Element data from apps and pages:
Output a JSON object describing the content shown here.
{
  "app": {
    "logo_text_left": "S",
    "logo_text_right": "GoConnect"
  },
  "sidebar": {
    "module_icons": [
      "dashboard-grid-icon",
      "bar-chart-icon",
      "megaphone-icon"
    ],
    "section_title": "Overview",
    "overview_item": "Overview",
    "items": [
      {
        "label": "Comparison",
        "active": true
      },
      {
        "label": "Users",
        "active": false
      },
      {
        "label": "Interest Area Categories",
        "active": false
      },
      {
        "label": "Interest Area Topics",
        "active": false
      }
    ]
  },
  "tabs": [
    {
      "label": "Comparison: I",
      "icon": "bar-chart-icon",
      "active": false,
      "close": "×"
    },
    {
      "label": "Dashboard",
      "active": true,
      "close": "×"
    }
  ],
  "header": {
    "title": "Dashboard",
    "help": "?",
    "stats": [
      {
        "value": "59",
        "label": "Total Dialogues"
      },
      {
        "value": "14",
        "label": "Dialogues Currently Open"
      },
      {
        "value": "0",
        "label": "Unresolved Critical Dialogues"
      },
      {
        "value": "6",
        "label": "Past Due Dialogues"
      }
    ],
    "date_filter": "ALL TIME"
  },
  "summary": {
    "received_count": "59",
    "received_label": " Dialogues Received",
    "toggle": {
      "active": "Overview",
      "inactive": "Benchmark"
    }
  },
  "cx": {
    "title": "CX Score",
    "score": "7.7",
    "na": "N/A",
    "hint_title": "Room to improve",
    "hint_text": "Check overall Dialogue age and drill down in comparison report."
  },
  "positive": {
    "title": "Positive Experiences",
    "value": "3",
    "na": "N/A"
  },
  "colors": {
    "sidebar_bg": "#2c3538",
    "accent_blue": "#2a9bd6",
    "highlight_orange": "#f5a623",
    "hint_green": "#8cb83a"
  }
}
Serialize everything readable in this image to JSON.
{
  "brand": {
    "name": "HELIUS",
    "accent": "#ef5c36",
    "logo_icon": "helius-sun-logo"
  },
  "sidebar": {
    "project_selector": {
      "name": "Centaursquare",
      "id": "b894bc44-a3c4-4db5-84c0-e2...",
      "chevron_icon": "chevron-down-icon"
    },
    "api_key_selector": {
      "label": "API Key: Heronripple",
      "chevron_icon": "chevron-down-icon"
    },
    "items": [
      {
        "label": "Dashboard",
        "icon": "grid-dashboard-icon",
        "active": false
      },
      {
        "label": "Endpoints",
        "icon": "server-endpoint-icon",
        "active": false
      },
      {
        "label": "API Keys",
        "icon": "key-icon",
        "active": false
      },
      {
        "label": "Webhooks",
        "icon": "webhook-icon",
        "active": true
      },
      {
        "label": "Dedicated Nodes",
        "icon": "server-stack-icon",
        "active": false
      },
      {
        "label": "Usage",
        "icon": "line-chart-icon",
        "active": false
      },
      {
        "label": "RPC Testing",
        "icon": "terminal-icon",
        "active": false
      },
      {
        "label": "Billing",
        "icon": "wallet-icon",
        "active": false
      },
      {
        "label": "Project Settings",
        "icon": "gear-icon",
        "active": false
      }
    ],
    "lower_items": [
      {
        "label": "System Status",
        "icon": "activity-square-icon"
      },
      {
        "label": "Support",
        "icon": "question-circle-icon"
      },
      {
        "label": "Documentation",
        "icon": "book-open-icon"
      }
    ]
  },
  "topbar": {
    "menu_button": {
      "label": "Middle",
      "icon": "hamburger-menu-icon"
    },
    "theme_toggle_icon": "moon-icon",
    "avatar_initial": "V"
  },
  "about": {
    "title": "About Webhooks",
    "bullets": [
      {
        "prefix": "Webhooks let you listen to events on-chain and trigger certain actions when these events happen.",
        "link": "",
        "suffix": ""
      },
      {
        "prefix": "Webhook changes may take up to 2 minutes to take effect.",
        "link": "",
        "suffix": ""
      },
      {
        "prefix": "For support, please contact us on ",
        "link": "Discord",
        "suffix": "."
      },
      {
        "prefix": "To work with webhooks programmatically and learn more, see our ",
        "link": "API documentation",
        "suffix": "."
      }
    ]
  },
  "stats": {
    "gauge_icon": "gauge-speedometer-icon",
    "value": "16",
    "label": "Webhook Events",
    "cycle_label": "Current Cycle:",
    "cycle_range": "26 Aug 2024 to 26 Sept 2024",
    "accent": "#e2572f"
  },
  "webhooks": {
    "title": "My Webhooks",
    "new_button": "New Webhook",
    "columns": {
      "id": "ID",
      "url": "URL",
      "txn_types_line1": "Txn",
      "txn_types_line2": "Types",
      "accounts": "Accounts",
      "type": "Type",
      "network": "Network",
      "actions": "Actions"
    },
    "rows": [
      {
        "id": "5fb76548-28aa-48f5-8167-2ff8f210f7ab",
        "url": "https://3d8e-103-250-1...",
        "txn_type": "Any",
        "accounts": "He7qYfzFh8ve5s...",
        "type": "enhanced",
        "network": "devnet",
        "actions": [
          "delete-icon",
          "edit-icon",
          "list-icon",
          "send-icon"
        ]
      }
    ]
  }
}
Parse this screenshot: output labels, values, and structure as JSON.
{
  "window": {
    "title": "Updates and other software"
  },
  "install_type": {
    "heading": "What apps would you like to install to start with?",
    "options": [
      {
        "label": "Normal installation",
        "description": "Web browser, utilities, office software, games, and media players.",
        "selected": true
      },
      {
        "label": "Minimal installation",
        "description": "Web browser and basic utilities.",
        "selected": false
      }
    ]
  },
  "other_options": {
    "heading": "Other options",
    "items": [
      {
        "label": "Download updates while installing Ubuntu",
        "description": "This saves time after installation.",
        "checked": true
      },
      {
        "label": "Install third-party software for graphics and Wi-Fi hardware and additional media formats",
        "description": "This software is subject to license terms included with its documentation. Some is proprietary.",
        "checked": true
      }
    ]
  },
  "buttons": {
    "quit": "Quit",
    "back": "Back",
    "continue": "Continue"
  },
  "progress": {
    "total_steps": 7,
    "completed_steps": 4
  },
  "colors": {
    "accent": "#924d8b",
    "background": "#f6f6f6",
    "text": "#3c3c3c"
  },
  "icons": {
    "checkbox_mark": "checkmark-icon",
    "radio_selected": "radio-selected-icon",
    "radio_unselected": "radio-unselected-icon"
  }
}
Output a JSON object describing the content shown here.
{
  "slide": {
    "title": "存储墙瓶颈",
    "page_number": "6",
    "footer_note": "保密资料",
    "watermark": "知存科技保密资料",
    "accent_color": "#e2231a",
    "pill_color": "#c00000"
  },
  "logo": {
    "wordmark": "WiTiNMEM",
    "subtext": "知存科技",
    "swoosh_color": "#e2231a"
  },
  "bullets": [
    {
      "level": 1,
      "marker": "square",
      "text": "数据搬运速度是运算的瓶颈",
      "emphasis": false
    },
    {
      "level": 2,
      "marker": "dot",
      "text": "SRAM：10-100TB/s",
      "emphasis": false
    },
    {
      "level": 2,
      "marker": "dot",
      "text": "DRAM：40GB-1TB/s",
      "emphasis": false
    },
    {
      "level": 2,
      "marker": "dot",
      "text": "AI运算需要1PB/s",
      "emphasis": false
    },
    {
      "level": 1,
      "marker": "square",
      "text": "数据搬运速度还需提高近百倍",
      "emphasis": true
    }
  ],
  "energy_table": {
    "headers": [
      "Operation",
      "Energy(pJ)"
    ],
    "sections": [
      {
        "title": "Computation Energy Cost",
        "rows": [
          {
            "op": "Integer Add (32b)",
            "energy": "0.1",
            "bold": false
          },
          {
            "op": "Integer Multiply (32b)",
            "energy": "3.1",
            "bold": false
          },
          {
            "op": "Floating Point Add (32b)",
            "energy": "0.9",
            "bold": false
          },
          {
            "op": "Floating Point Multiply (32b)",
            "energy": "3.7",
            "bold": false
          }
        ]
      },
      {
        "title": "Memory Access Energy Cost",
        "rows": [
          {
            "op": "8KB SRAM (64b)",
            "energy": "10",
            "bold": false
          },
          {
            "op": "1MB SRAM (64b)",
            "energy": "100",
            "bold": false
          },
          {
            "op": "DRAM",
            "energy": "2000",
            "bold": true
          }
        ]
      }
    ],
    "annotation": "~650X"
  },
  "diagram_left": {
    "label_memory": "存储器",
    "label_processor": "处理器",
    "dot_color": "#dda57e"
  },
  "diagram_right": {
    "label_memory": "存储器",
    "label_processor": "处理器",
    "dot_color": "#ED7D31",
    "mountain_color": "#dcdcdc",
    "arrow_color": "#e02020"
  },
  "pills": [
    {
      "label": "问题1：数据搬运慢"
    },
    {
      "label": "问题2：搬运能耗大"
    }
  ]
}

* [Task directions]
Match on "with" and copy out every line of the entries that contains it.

* [Answer area]
        "prefix": "To work with webhooks programmatically and learn more, see our ",
    "heading": "What apps would you like to install to start with?",
        "description": "This software is subject to license terms included with its documentation. Some is proprietary.",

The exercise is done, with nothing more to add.